the blue filter slot on 244* scopes

John Ferguson
 

I have 2 2445B's and a 2465.  They have moulded-in grooves in the top of the bezel, but not slots. It appears that the only way I can put a blue filter on one of my scopes is to remove the bezel and install it from the inside.

What am I missing?


john

Re: TDS3032 Loosing its GPIB Address

David Kuhn
 

Hello again Hakan,

Hey, sorry to revisit this again. I just order one “brand new”, from China,
$38.29/shipping. I am supposed to have it sometime next month (Nov ‘18).
I’ll have to post if I’m successful . It looks like a lot of work to pull
the board out to replace the chip. Hopefully, I don’t break it. In
September, I did buy another used TDS3032, from Alltest, in NJ, for $1500
with a NIST cert, and a six month warranty. It works perfect and matches my
tired one perfectly.

I may just buy that Siglent I was thinking of for about $400/NIST cert to
play with and see if I can get a software work-around for the pulse width
measurement reference levels. It is probably fine for the rest of my data
collection work. It is so good looking and sexy for the price - lol.

Dave

On Thu, Sep 6, 2018 at 5:12 PM zenith5106 <hahi@...> wrote:


If you mean Tek P/N I have no idea, if you mean the Dallas number, yes it
is DS1742W-150

/Håkan



Re: 2465 CRT Smoke

dharwood1980@...
 

Gents,

Apologies for my delayed update. Unfortunately, work took me away for longer than expected.

As most of you expexted, it was just a power supply issue.

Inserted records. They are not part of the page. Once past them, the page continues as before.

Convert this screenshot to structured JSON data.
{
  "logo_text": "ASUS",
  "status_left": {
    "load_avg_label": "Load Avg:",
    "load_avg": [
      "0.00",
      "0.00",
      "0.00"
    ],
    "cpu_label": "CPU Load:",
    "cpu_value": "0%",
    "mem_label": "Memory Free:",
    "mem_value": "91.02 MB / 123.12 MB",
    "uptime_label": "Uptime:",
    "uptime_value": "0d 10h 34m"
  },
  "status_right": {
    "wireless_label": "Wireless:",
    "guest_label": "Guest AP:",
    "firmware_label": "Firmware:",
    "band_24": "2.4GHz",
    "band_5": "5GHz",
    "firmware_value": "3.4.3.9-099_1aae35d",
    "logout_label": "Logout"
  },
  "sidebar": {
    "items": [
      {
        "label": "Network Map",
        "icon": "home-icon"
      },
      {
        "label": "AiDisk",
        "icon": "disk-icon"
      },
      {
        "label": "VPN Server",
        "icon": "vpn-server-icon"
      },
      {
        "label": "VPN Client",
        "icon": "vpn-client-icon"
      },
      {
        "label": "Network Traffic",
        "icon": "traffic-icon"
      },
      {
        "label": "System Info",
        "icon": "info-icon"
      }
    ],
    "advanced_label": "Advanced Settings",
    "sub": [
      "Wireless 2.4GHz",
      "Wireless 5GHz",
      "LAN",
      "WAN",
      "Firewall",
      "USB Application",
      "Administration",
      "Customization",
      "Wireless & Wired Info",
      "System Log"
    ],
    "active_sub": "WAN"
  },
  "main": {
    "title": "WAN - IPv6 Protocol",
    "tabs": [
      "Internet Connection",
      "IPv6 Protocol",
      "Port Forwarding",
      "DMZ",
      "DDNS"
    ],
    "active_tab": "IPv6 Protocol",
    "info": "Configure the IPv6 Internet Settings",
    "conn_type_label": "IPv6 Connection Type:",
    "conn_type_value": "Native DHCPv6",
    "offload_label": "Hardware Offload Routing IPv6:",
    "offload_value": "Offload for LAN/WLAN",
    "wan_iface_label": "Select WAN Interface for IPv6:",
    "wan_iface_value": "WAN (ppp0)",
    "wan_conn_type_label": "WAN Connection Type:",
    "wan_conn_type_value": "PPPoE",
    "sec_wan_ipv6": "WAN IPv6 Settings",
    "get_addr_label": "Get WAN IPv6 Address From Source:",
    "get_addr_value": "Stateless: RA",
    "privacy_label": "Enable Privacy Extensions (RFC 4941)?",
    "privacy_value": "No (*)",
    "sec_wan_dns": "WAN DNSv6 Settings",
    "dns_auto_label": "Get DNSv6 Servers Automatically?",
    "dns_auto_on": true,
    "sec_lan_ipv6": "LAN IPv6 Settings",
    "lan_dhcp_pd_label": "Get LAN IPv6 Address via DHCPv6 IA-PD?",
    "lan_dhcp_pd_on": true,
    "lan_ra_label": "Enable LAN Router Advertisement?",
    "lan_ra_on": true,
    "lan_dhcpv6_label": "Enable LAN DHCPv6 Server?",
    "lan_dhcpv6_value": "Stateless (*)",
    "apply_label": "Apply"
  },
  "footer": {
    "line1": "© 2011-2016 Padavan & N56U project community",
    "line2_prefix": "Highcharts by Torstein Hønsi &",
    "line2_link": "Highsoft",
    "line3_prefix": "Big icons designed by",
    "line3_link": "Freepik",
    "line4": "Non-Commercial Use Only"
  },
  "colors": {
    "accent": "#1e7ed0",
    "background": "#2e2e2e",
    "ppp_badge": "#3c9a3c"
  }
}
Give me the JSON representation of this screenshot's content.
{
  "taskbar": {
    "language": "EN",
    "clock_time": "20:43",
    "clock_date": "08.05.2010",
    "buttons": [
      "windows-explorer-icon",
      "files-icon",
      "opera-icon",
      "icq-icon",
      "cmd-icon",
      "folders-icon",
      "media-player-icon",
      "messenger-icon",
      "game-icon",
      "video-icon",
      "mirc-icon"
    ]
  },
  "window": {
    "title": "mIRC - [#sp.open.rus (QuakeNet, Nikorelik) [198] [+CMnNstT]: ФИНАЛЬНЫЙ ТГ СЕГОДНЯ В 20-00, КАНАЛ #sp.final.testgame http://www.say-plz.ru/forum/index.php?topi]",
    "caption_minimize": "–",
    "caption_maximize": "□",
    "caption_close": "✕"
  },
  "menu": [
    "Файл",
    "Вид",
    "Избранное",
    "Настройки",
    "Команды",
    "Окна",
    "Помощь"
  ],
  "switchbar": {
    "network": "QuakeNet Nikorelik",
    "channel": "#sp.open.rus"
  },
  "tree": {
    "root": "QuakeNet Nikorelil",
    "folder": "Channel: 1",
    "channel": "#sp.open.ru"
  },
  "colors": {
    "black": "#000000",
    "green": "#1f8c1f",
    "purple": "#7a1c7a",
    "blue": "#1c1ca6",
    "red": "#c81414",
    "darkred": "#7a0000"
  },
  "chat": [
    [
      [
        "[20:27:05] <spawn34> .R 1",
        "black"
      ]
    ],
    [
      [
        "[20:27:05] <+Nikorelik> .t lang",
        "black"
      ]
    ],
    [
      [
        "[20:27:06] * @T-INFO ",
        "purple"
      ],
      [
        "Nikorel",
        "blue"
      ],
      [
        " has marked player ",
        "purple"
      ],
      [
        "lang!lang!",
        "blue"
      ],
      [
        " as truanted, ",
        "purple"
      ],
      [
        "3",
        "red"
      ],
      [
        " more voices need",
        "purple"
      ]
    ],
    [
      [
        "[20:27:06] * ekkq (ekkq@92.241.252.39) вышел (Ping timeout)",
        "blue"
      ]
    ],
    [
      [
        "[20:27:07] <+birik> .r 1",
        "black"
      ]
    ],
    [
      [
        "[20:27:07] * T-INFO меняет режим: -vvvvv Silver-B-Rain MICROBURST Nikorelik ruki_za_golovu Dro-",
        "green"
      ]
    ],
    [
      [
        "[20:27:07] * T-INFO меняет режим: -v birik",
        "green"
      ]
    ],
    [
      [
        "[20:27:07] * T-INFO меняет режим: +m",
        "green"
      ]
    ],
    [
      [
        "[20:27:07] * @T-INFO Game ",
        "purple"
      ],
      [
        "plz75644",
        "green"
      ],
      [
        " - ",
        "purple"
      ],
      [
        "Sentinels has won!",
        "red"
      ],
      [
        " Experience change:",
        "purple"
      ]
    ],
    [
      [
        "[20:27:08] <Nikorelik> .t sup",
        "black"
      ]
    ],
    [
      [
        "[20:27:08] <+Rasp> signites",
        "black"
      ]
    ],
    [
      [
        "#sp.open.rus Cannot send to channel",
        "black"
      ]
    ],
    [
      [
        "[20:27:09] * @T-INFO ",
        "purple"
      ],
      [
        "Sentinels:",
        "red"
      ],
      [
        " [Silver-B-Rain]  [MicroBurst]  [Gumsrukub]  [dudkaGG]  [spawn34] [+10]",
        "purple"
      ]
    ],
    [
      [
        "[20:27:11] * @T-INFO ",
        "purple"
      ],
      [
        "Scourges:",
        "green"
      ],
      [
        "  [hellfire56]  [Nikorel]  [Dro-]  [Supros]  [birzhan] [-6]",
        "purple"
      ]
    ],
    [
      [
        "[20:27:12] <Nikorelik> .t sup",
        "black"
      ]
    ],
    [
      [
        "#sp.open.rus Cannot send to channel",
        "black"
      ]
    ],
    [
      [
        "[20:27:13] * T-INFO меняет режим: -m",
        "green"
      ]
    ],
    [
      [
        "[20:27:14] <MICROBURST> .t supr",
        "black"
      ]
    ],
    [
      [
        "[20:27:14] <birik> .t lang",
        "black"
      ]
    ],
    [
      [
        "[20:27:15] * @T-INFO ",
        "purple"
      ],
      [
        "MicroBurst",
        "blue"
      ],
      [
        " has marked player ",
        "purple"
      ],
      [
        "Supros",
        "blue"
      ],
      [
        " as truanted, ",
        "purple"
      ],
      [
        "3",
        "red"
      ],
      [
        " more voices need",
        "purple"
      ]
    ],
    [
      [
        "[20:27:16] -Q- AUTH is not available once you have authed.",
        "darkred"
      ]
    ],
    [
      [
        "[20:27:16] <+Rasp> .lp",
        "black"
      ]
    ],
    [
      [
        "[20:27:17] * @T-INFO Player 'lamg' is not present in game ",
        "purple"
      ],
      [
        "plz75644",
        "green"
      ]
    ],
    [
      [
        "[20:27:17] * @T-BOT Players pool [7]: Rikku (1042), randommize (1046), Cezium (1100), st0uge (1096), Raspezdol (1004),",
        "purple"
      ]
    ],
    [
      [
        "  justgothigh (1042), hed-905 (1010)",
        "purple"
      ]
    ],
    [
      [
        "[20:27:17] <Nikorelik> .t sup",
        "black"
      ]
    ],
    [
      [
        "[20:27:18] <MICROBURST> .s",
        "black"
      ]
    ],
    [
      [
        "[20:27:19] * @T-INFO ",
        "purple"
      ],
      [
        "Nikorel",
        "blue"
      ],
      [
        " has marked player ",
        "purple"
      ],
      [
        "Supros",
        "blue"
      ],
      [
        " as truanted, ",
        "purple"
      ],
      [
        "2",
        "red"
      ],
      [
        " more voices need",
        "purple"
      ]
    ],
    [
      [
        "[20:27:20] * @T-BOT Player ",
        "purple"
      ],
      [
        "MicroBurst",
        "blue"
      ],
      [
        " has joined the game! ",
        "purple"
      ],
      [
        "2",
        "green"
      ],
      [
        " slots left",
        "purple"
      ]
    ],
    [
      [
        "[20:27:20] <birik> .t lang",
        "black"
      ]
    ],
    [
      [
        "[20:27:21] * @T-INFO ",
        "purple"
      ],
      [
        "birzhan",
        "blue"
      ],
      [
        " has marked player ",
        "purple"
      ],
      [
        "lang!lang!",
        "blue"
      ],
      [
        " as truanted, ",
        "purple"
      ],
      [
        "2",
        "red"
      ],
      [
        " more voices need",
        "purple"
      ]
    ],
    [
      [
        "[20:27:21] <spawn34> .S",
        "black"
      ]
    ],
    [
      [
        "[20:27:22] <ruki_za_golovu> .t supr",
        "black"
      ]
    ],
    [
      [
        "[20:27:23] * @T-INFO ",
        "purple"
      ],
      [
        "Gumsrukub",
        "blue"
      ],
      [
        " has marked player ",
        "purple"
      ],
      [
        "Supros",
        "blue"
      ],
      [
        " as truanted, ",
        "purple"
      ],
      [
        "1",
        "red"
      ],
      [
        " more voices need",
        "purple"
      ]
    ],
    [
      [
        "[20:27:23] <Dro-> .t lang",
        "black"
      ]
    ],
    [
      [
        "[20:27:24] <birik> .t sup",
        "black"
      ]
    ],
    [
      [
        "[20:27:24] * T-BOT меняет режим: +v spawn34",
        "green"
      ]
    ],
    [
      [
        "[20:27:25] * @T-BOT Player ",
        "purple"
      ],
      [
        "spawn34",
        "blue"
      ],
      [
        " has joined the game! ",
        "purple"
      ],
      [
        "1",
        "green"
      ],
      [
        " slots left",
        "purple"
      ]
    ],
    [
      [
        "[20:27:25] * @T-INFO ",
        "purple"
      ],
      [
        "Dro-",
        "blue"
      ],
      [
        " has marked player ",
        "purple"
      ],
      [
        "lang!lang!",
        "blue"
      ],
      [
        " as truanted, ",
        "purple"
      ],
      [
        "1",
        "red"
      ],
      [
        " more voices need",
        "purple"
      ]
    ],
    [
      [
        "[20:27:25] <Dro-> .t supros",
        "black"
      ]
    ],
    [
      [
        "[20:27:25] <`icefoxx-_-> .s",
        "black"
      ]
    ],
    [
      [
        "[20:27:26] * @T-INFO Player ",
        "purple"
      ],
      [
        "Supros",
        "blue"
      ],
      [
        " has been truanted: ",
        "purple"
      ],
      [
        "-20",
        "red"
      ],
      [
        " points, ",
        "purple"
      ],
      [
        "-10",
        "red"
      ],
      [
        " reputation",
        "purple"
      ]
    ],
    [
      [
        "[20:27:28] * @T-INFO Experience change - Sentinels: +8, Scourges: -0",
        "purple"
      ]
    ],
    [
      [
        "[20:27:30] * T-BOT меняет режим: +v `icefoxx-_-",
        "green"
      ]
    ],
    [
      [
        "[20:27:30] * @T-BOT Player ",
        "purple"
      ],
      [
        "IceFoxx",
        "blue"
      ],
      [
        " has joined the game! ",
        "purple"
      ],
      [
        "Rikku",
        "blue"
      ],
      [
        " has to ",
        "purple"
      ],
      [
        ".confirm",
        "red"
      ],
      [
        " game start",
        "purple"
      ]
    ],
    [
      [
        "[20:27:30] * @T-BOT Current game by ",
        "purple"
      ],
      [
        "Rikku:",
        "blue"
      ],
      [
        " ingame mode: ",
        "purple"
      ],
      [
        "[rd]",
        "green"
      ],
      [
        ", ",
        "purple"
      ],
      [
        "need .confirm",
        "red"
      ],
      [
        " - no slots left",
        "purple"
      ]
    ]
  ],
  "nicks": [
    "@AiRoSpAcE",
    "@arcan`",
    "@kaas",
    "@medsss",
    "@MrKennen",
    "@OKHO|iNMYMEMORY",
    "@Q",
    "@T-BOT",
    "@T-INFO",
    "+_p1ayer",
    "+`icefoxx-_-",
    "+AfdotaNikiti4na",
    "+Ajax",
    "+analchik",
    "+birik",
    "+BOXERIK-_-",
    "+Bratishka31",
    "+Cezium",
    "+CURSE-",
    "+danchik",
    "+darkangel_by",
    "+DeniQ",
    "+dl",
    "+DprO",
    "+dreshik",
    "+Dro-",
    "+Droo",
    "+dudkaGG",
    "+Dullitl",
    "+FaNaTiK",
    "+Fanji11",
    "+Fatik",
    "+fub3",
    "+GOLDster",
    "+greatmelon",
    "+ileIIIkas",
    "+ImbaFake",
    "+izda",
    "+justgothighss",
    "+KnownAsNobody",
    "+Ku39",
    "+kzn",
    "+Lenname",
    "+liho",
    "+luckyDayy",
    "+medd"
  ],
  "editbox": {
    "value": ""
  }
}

I gave it the full work over this time with a good cleaning of the smoke residue near the CRT and the scope is right back in business.

Thank you all again for the helpful advice!